The current shortage of potential employees is changing the way some independent retailers do business – owners are working more, and some shops are cutting back their hours. With unemployment hovering at around 2% here in Madison, Wisconsin, we  get very few applicants when we have an opening.

One of our neighboring businesses, Bloom Bake Shop, reports that they have had great success hiring high school students. Owner Annemarie Maitri points out that these young employees are often working their first job, so this is an opportunity to introduce them to the work world and the benefits of being involved with a locally owned business. 

Scheduling is of course a challenge for students, and their availability is limited because of school.  It is helpful to look at the calendar to mark off key academic events such as orientation and exams. Talk about whether there are social events, for example homecoming or prom, that are important to them.  School vacations, including family travel and holiday plans, should also be taken into account.

Because these employees don’t have much work experience, they may need extra coaching about what is expected of them. Setting specific but realistic expectations for punctuality, attendance, appearance and performance are important.  And as with any new staff member, training is essential. If you don’t have an employee handbook that spells out your dress code, rules about cell phone use and other standards you want all staff members to uphold, this would be a good time to develop one.

Staff members of any age generally like to be kept busy, but you may find that a younger employee is not as adept at finding tasks that need doing. Keep a list handy for times when there are no customers on hand, and praise the accomplishment of these goals.

You should be aware that there are Department of Labor regulations that cover minors working in a retail establishment — even if they are family members. Young employees are covered by the Fair Labor Standards Act establishing minimum wage, overtime pay and employment standards. Youth under 14 cannot work in a store, and those who are 14 to 15 may not work more than 3 hours a day and 18 hours a week during the school year (40 hours a week is allowed when school is not in session). Young teens may not work later than 7 p.m. during the school year, or after 9 p.m. between June 1 and Labor Day. There is a special government website just for teens showing these regulations and explaining the federal and state minimum wage laws, which can be confusing.  You want to make sure that you and your young employees understand the rules.

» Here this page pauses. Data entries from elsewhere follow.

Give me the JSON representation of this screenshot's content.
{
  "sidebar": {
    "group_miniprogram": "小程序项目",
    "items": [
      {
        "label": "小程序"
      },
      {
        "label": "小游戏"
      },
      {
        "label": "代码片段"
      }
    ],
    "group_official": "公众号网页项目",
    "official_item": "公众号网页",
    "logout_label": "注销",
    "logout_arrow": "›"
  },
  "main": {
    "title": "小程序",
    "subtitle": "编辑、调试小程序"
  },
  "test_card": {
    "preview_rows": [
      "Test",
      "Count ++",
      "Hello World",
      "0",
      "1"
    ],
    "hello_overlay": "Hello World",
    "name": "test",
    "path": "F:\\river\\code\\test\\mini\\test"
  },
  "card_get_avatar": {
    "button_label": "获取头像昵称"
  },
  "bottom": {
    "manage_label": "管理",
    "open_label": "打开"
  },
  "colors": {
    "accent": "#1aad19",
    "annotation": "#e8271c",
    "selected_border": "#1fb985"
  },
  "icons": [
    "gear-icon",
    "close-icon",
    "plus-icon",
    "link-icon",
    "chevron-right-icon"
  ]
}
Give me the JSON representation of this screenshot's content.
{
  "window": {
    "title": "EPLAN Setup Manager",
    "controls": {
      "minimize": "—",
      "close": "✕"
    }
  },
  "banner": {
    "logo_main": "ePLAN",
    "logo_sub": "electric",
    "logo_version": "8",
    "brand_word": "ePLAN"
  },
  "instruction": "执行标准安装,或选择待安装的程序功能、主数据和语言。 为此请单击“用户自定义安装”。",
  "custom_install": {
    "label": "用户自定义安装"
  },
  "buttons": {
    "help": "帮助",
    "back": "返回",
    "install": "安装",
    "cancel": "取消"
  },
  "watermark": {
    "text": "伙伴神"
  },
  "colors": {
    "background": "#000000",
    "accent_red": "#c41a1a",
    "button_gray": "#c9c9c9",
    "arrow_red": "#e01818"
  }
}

Happy Retailing,
Carol “Orange” Schroeder

Please note that there won’t be a Specialty Shop Retailing blog next Monday.